### DATA PROVIDED
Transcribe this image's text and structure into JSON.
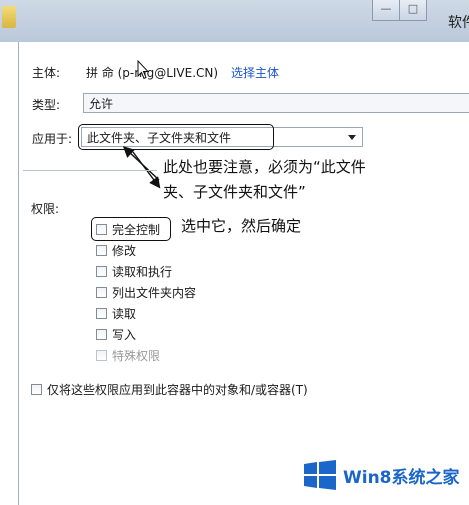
{
  "window": {
    "title": "软件",
    "minimize_label": "—",
    "maximize_label": "□"
  },
  "principal": {
    "label": "主体:",
    "value": "拼 命 (p-rng@LIVE.CN)",
    "select_link": "选择主体"
  },
  "type": {
    "label": "类型:",
    "value": "允许"
  },
  "applies_to": {
    "label": "应用于:",
    "value": "此文件夹、子文件夹和文件"
  },
  "annotations": {
    "note_line1": "此处也要注意，必须为“此文件",
    "note_line2": "夹、子文件夹和文件”",
    "select_note": "选中它，然后确定"
  },
  "permissions": {
    "label": "权限:",
    "items": [
      {
        "label": "完全控制",
        "checked": false,
        "disabled": false
      },
      {
        "label": "修改",
        "checked": false,
        "disabled": false
      },
      {
        "label": "读取和执行",
        "checked": false,
        "disabled": false
      },
      {
        "label": "列出文件夹内容",
        "checked": false,
        "disabled": false
      },
      {
        "label": "读取",
        "checked": false,
        "disabled": false
      },
      {
        "label": "写入",
        "checked": false,
        "disabled": false
      },
      {
        "label": "特殊权限",
        "checked": false,
        "disabled": true
      }
    ]
  },
  "apply_only": {
    "label": "仅将这些权限应用到此容器中的对象和/或容器(T)"
  },
  "watermark": {
    "text": "Win8系统之家"
  },
  "colors": {
    "link": "#1a55c8",
    "watermark": "#1a66c9"
  }
}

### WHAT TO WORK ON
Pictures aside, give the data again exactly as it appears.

### RESPONSE
Transcribe this image's text and structure into JSON.
{
  "window": {
    "title": "软件",
    "minimize_label": "—",
    "maximize_label": "□"
  },
  "principal": {
    "label": "主体:",
    "value": "拼 命 (p-rng@LIVE.CN)",
    "select_link": "选择主体"
  },
  "type": {
    "label": "类型:",
    "value": "允许"
  },
  "applies_to": {
    "label": "应用于:",
    "value": "此文件夹、子文件夹和文件"
  },
  "annotations": {
    "note_line1": "此处也要注意，必须为“此文件",
    "note_line2": "夹、子文件夹和文件”",
    "select_note": "选中它，然后确定"
  },
  "permissions": {
    "label": "权限:",
    "items": [
      {
        "label": "完全控制",
        "checked": false,
        "disabled": false
      },
      {
        "label": "修改",
        "checked": false,
        "disabled": false
      },
      {
        "label": "读取和执行",
        "checked": false,
        "disabled": false
      },
      {
        "label": "列出文件夹内容",
        "checked": false,
        "disabled": false
      },
      {
        "label": "读取",
        "checked": false,
        "disabled": false
      },
      {
        "label": "写入",
        "checked": false,
        "disabled": false
      },
      {
        "label": "特殊权限",
        "checked": false,
        "disabled": true
      }
    ]
  },
  "apply_only": {
    "label": "仅将这些权限应用到此容器中的对象和/或容器(T)"
  },
  "watermark": {
    "text": "Win8系统之家"
  },
  "colors": {
    "link": "#1a55c8",
    "watermark": "#1a66c9"
  }
}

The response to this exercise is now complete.